Dickerson Creek Culvert Replacement
Integrated biological, environmental and geotechnical services for a complex fish passage and habitat-enhancement project.
Fish are a critical natural resource in Washington State. Salmonid species are the backbone of the state’s fishing industry and an important cultural icon for Washington Tribes, but over the last century fish populations have been decimated—in part due to human infrastructure. Culverts and bridges often create obstacles that prevent salmonid fish from accessing their historical upstream spawning and rearing habitat. To correct this ecological and economic issue, departments of transportation and local municipalities are working to remove these fish barriers by renovating or replacing stream crossings.
Kitsap County wanted to replace two existing fish barrier culverts conveying Dickerson Creek under David Road and Taylor Road and decided to take the opportunity to also restore and enhance riparian and floodplain habitat along the entire reach between these two road crossings, as well as downstream to the confluence with Chico Creek. GeoEngineers completed habitat characterization, environmental permitting, and geotechnical engineering design for the project. The team also provided biologic monitoring to ensure that sensitive fish species would not be harmed during construction.
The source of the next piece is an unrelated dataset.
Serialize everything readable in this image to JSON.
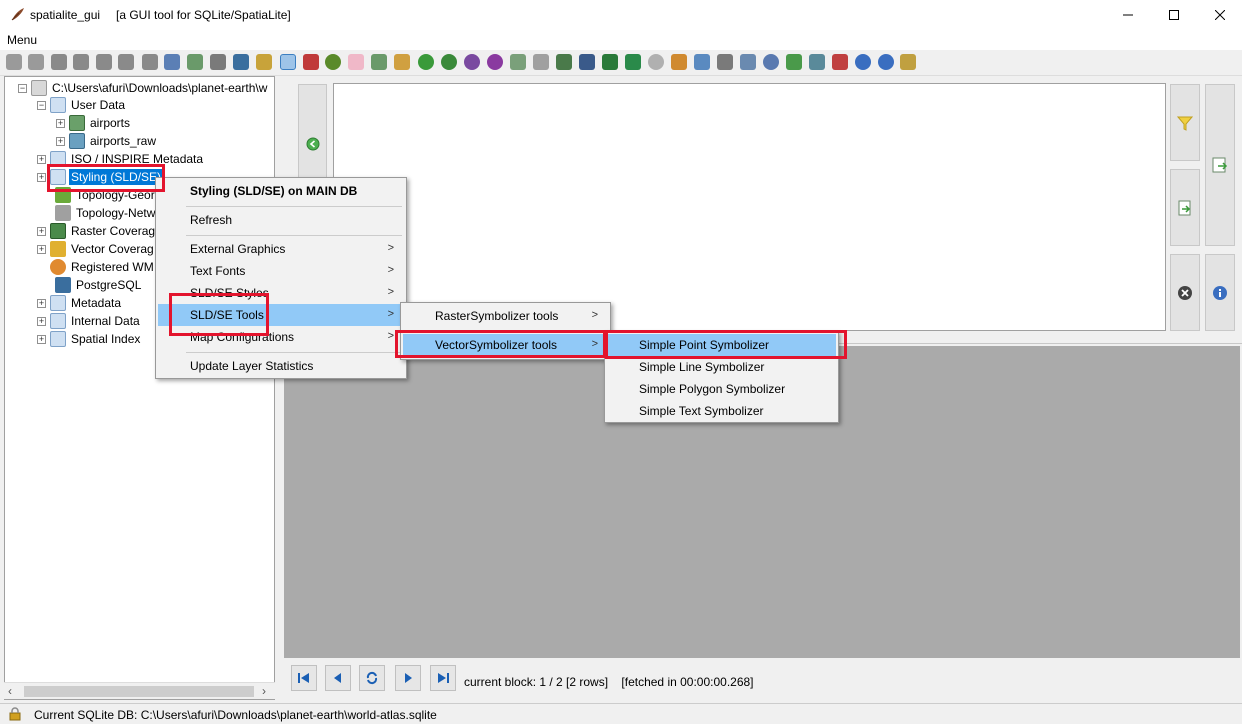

Our scientists identified a nearby section of another creek with limited human impacts to use as a “reference reach.” The team performed habitat characterization along both the reference reach and project reach to identify specific design objectives and criteria for improvements that could be incorporated. Habitat recommendations included identifying floodplain expansion areas, specifying the quantity and type of large woody material added to the in-stream habitat, and a comprehensive riparian planting plan.
GeoEngineers’ team worked closely with project-lead Northwest Hydraulic Consultants on an in-water work plan that would satisfy the requirements of the many regulatory agencies involved. Our biologists secured permits for and then monitored the complex dewatering and fish-removal plan necessary to complete construction. Dickerson Creek was diverted after GeoEngineers staff worked with others to safely remove and relocate fish from the channel.
In addition to environmental and biologic services, GeoEngineers delivered geotechnical recommendations for the two culverts. The team investigated the site and found the soil competent enough for shallow spread footings but advised that to construct them Dickerson Creek would need to be temporarily dewatered or redirected around work areas.
- Habitat Characterization: Biologists researched information on streams, wetlands, and priority plant, fish and wildlife species documented within the vicinity before performing on-site assessments. Habitat characterization included a wetland delineation, Ordinary High-Water Mark (OHWM) determination and in-stream habitat assessment. The team found a nearby “reference reach” with few human impacts and used it as a guide for habitat baselines.
- Environmental Permitting: As environmental consultant, GeoEngineers secured a Nationwide Permit (NWP) from the U.S. Army Corps of Engineers for compliance with the Clean Water Act, Endangered Species Act consultation with the National Marine Fisheries Service using a programmatic Biological Opinion process, and a Fish Habitat Enhancement Hydraulic Project Approval (FHE-HPA) from the Washington Department of Fish and Wildlife.
- Habitat Enhancement: The client asked GeoEngineers to provide a detailed riparian planting plan to restore and enhance habitat in this reach of Dickerson Creek.
- Biological Monitoring Services: During the in-water work window, GeoEngineers scientists monitored and supervised work area isolation and fish removal activities as areas of Dickerson Creek were dewatered and diverted to allow construction.
- Geotechnical Recommendations: GeoEngineers investigated and characterized soil conditions at the two culvert sites and recommended shallow spread footings to support the new designs. The team also delivered recommendations for temporary cut slopes, fill, groundwater handling and shoring. The team’s previous experience with culverts also led them to suggest design features that would reduce the risk of scour.
The project successfully constructed new, fish-friendly culverts for Dickerson Creek under David Road and Taylor Road, along with approximately 800 feet of enhanced floodplain and riparian habitat that will support fish and the overall health of the stream system. Without barriers at these two crossings, salmonid fish can once again access upstream spawning and rearing habitat.